“If smoking is not allowed in heaven, I shall not go.”
My Granddad was a cigar smoker. In fact, it defined him.
I have such a vivid image of him burned in my brain. Yesterday I thought I saw him!
We were at our favorite spot on the Island, searching for some of the elusive mink that scramble on the rocks, when a man appeared who was a dead ringer for my long-departed Grandfather (my Mom’s Dad) – complete with cigar! A seriously big cigar.
And my Grandpa was a dead ringer for Alfred Hitchcock … or Winston Churchill. Freaky!
“I drink a great deal.
I sleep a little, and I smoke cigar after cigar.
That is why I am in two-hundred-percent form.”
– Winston Churchill
Throughout my childhood I was fascinated by Grandpa’s cigar ritual. It began with a cellophane-sheathed cigar – a permanent fixture in his shirt pocket – that was ceremoniously withdrawn. I was allowed the honor of pulling the thin red strand that unwrapped and released the Cracker Jack prize – the cherished “cigar band.” Depending on the girth of the cigar, the paper ring might fit my finger, thumb, or big toe. It didn’t matter – I was enthralled. He always said it meant we were engaged.
Next came the sniffing. With his eyes closed, he would draw the cigar slowly beneath his nose, then a faint smile would grace his lips.
He was a simple man, so there was no licking or clipping. He went straight to the lighting ceremony which always required copious puffing to create a cloud of smoke that engulfed his head. It released a pungent aroma that to this day still reminds me of him.
Then once he was into the rhythm of the ritual, he would fan his fingers along the length of the cigar, playing an imaginary flute … just like this guy!
As we scanned the rocks for mink, to no avail, I kept glancing at this man enjoying his own ritual of a cigar by the sea, and felt I’d had a surprise visit from my Grandpa.

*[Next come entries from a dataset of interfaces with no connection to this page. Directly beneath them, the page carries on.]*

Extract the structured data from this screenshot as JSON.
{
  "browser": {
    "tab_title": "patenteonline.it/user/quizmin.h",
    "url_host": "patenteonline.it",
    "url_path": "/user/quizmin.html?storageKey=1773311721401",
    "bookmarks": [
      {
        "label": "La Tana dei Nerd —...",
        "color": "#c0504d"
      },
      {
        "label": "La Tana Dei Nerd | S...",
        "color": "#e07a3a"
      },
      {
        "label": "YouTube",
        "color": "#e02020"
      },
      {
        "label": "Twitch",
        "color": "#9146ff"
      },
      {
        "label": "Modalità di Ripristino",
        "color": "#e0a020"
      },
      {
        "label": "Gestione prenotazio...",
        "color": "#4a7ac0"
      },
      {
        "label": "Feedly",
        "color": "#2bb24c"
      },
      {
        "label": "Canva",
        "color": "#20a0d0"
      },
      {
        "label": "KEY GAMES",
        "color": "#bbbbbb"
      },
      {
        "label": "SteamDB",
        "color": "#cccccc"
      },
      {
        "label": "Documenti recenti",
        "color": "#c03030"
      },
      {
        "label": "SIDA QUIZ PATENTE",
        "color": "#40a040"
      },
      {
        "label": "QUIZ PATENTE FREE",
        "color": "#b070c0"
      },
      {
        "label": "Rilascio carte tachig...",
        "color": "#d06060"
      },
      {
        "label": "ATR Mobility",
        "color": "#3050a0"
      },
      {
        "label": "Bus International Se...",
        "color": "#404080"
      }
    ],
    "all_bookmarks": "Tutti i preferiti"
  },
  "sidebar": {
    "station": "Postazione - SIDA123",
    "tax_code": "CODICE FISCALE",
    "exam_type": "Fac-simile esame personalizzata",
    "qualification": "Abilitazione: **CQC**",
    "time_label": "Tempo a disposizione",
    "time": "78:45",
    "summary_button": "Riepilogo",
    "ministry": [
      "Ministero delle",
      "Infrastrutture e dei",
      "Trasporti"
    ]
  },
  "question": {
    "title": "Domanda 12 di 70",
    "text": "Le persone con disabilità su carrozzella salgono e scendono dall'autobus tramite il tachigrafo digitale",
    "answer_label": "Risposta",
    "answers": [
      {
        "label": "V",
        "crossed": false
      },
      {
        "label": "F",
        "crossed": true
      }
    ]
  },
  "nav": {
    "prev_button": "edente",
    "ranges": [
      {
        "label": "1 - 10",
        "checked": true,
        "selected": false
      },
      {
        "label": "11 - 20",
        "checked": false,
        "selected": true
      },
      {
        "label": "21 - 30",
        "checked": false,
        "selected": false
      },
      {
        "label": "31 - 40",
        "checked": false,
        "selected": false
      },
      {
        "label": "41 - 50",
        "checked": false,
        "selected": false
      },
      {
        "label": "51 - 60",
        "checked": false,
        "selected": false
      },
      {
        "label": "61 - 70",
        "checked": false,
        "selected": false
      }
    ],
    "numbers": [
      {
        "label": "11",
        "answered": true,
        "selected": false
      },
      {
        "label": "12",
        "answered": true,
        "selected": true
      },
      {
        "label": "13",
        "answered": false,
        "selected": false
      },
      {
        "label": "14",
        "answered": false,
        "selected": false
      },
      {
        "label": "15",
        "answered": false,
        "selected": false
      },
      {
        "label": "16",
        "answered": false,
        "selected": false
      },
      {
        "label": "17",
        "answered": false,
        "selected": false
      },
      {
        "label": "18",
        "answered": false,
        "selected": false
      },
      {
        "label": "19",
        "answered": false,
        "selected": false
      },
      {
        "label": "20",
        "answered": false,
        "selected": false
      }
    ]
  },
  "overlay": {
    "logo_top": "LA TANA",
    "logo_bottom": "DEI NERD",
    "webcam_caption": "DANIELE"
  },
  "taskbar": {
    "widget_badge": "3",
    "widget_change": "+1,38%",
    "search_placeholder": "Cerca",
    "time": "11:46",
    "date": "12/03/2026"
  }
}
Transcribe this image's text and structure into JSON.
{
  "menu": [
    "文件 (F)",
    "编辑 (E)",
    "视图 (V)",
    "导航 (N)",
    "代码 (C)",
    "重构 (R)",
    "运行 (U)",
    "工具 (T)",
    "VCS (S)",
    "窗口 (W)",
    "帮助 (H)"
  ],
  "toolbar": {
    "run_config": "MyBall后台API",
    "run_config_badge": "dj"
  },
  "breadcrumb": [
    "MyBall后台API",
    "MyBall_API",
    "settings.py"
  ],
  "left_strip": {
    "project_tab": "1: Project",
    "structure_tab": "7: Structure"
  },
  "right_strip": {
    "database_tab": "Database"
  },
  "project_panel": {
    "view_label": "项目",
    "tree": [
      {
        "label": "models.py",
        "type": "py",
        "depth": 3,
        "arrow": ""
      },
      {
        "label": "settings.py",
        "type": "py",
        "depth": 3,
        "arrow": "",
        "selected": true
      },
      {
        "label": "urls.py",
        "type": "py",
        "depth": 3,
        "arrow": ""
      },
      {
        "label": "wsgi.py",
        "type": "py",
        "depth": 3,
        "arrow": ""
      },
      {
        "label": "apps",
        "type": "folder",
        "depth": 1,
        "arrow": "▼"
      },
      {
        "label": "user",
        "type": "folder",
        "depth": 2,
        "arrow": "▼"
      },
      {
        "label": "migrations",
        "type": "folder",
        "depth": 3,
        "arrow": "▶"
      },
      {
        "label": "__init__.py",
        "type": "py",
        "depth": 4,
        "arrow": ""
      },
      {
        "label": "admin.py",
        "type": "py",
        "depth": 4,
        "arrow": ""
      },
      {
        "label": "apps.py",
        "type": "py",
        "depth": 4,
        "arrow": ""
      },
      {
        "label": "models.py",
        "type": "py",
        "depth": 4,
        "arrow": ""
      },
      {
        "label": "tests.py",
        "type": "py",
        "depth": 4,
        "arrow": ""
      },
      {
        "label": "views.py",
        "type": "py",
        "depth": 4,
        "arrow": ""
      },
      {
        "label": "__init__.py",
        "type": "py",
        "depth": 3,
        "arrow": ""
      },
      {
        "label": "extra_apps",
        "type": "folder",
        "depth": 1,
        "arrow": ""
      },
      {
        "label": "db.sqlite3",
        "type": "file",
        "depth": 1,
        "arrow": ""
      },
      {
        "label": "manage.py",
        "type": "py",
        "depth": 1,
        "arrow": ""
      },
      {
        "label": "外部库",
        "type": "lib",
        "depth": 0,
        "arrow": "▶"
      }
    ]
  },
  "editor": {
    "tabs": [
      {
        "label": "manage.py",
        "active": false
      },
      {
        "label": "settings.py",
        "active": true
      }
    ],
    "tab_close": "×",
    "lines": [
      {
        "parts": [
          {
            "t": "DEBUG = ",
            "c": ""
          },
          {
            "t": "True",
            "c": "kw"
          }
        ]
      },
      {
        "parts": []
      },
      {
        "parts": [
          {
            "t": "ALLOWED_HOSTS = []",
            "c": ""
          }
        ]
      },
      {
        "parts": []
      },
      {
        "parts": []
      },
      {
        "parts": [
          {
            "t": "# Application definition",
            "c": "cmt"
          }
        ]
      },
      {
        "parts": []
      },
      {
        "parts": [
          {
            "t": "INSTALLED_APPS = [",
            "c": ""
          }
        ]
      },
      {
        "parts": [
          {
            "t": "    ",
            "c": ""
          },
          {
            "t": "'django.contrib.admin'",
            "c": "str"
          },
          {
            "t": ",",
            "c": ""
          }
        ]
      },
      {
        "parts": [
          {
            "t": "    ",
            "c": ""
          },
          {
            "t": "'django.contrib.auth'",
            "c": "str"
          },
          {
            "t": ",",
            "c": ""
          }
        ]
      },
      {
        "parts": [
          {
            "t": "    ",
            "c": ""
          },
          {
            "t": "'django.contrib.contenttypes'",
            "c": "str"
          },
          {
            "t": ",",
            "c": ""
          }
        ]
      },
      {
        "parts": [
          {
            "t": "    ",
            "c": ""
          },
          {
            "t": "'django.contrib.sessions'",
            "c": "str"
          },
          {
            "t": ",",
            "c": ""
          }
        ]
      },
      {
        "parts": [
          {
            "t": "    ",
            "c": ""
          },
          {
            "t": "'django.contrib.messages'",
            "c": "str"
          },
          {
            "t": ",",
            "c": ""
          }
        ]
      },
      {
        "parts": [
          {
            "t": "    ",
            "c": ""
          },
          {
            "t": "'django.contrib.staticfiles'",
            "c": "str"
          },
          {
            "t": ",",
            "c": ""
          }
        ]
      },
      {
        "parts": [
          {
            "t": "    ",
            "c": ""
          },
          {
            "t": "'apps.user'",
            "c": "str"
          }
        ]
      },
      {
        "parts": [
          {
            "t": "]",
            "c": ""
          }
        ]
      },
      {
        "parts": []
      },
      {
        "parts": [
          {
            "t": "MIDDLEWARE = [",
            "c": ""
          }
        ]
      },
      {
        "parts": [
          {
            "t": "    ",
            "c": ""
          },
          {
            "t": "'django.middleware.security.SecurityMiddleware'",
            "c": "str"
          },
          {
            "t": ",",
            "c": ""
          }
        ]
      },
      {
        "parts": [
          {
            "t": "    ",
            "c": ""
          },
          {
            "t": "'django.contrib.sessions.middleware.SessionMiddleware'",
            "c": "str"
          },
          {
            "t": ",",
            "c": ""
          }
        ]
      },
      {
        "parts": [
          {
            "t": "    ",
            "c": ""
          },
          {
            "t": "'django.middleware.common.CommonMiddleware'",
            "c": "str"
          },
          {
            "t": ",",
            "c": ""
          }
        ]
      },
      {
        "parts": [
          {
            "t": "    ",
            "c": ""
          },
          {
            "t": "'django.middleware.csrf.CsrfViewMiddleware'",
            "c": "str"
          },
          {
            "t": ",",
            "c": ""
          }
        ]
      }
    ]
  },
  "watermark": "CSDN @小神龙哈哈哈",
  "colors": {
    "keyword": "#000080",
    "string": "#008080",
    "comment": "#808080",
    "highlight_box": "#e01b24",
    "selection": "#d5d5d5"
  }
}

“If I had taken my doctor’s advice and
quit smoking when he advised me to,
I wouldn’t have lived to go to his funeral.”
-–(98 year old) George Burns